Dataset rows describing interfaces
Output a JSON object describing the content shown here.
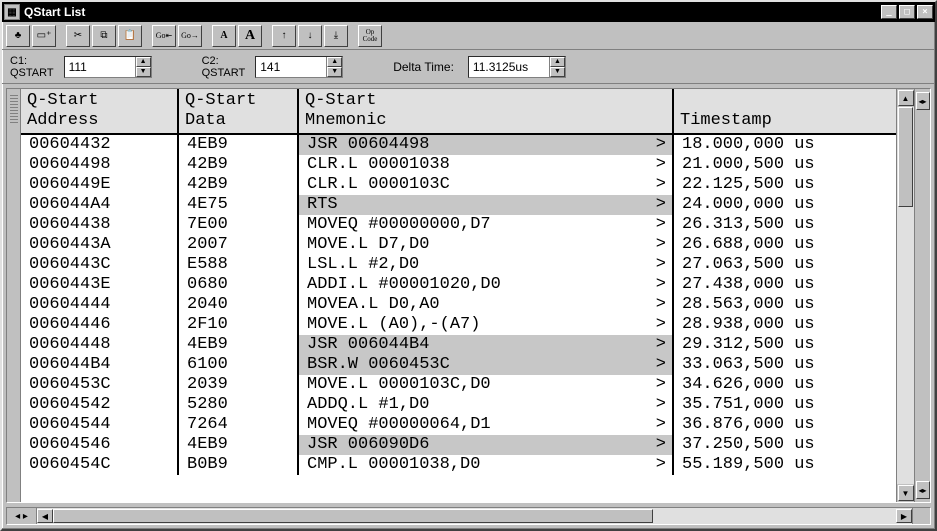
{
  "window": {
    "title": "QStart List"
  },
  "toolbar": {
    "buttons": [
      "tree",
      "new",
      "cut",
      "copy",
      "paste",
      "goto-start",
      "goto",
      "font-small",
      "font-large",
      "up",
      "down",
      "down-stop",
      "opcode"
    ]
  },
  "params": {
    "c1_label": "C1:",
    "c1_sub": "QSTART",
    "c1_value": "111",
    "c2_label": "C2:",
    "c2_sub": "QSTART",
    "c2_value": "141",
    "delta_label": "Delta Time:",
    "delta_value": "11.3125us"
  },
  "columns": {
    "addr": "Q-Start\nAddress",
    "data": "Q-Start\nData",
    "mnem": "Q-Start\nMnemonic",
    "ts": "\nTimestamp"
  },
  "rows": [
    {
      "addr": "00604432",
      "data": "4EB9",
      "mnem": "JSR 00604498",
      "hl": true,
      "ts": "18.000,000 us"
    },
    {
      "addr": "00604498",
      "data": "42B9",
      "mnem": "CLR.L 00001038",
      "hl": false,
      "ts": "21.000,500 us"
    },
    {
      "addr": "0060449E",
      "data": "42B9",
      "mnem": "CLR.L 0000103C",
      "hl": false,
      "ts": "22.125,500 us"
    },
    {
      "addr": "006044A4",
      "data": "4E75",
      "mnem": "RTS",
      "hl": true,
      "ts": "24.000,000 us"
    },
    {
      "addr": "00604438",
      "data": "7E00",
      "mnem": "MOVEQ #00000000,D7",
      "hl": false,
      "ts": "26.313,500 us"
    },
    {
      "addr": "0060443A",
      "data": "2007",
      "mnem": "MOVE.L D7,D0",
      "hl": false,
      "ts": "26.688,000 us"
    },
    {
      "addr": "0060443C",
      "data": "E588",
      "mnem": "LSL.L #2,D0",
      "hl": false,
      "ts": "27.063,500 us"
    },
    {
      "addr": "0060443E",
      "data": "0680",
      "mnem": "ADDI.L #00001020,D0",
      "hl": false,
      "ts": "27.438,000 us"
    },
    {
      "addr": "00604444",
      "data": "2040",
      "mnem": "MOVEA.L D0,A0",
      "hl": false,
      "ts": "28.563,000 us"
    },
    {
      "addr": "00604446",
      "data": "2F10",
      "mnem": "MOVE.L (A0),-(A7)",
      "hl": false,
      "ts": "28.938,000 us"
    },
    {
      "addr": "00604448",
      "data": "4EB9",
      "mnem": "JSR 006044B4",
      "hl": true,
      "ts": "29.312,500 us"
    },
    {
      "addr": "006044B4",
      "data": "6100",
      "mnem": "BSR.W 0060453C",
      "hl": true,
      "ts": "33.063,500 us"
    },
    {
      "addr": "0060453C",
      "data": "2039",
      "mnem": "MOVE.L 0000103C,D0",
      "hl": false,
      "ts": "34.626,000 us"
    },
    {
      "addr": "00604542",
      "data": "5280",
      "mnem": "ADDQ.L #1,D0",
      "hl": false,
      "ts": "35.751,000 us"
    },
    {
      "addr": "00604544",
      "data": "7264",
      "mnem": "MOVEQ #00000064,D1",
      "hl": false,
      "ts": "36.876,000 us"
    },
    {
      "addr": "00604546",
      "data": "4EB9",
      "mnem": "JSR 006090D6",
      "hl": true,
      "ts": "37.250,500 us"
    },
    {
      "addr": "0060454C",
      "data": "B0B9",
      "mnem": "CMP.L 00001038,D0",
      "hl": false,
      "ts": "55.189,500 us"
    }
  ]
}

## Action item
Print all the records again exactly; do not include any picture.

## Exercise output
Output a JSON object describing the content shown here.
{
  "window": {
    "title": "QStart List"
  },
  "toolbar": {
    "buttons": [
      "tree",
      "new",
      "cut",
      "copy",
      "paste",
      "goto-start",
      "goto",
      "font-small",
      "font-large",
      "up",
      "down",
      "down-stop",
      "opcode"
    ]
  },
  "params": {
    "c1_label": "C1:",
    "c1_sub": "QSTART",
    "c1_value": "111",
    "c2_label": "C2:",
    "c2_sub": "QSTART",
    "c2_value": "141",
    "delta_label": "Delta Time:",
    "delta_value": "11.3125us"
  },
  "columns": {
    "addr": "Q-Start\nAddress",
    "data": "Q-Start\nData",
    "mnem": "Q-Start\nMnemonic",
    "ts": "\nTimestamp"
  },
  "rows": [
    {
      "addr": "00604432",
      "data": "4EB9",
      "mnem": "JSR 00604498",
      "hl": true,
      "ts": "18.000,000 us"
    },
    {
      "addr": "00604498",
      "data": "42B9",
      "mnem": "CLR.L 00001038",
      "hl": false,
      "ts": "21.000,500 us"
    },
    {
      "addr": "0060449E",
      "data": "42B9",
      "mnem": "CLR.L 0000103C",
      "hl": false,
      "ts": "22.125,500 us"
    },
    {
      "addr": "006044A4",
      "data": "4E75",
      "mnem": "RTS",
      "hl": true,
      "ts": "24.000,000 us"
    },
    {
      "addr": "00604438",
      "data": "7E00",
      "mnem": "MOVEQ #00000000,D7",
      "hl": false,
      "ts": "26.313,500 us"
    },
    {
      "addr": "0060443A",
      "data": "2007",
      "mnem": "MOVE.L D7,D0",
      "hl": false,
      "ts": "26.688,000 us"
    },
    {
      "addr": "0060443C",
      "data": "E588",
      "mnem": "LSL.L #2,D0",
      "hl": false,
      "ts": "27.063,500 us"
    },
    {
      "addr": "0060443E",
      "data": "0680",
      "mnem": "ADDI.L #00001020,D0",
      "hl": false,
      "ts": "27.438,000 us"
    },
    {
      "addr": "00604444",
      "data": "2040",
      "mnem": "MOVEA.L D0,A0",
      "hl": false,
      "ts": "28.563,000 us"
    },
    {
      "addr": "00604446",
      "data": "2F10",
      "mnem": "MOVE.L (A0),-(A7)",
      "hl": false,
      "ts": "28.938,000 us"
    },
    {
      "addr": "00604448",
      "data": "4EB9",
      "mnem": "JSR 006044B4",
      "hl": true,
      "ts": "29.312,500 us"
    },
    {
      "addr": "006044B4",
      "data": "6100",
      "mnem": "BSR.W 0060453C",
      "hl": true,
      "ts": "33.063,500 us"
    },
    {
      "addr": "0060453C",
      "data": "2039",
      "mnem": "MOVE.L 0000103C,D0",
      "hl": false,
      "ts": "34.626,000 us"
    },
    {
      "addr": "00604542",
      "data": "5280",
      "mnem": "ADDQ.L #1,D0",
      "hl": false,
      "ts": "35.751,000 us"
    },
    {
      "addr": "00604544",
      "data": "7264",
      "mnem": "MOVEQ #00000064,D1",
      "hl": false,
      "ts": "36.876,000 us"
    },
    {
      "addr": "00604546",
      "data": "4EB9",
      "mnem": "JSR 006090D6",
      "hl": true,
      "ts": "37.250,500 us"
    },
    {
      "addr": "0060454C",
      "data": "B0B9",
      "mnem": "CMP.L 00001038,D0",
      "hl": false,
      "ts": "55.189,500 us"
    }
  ]
}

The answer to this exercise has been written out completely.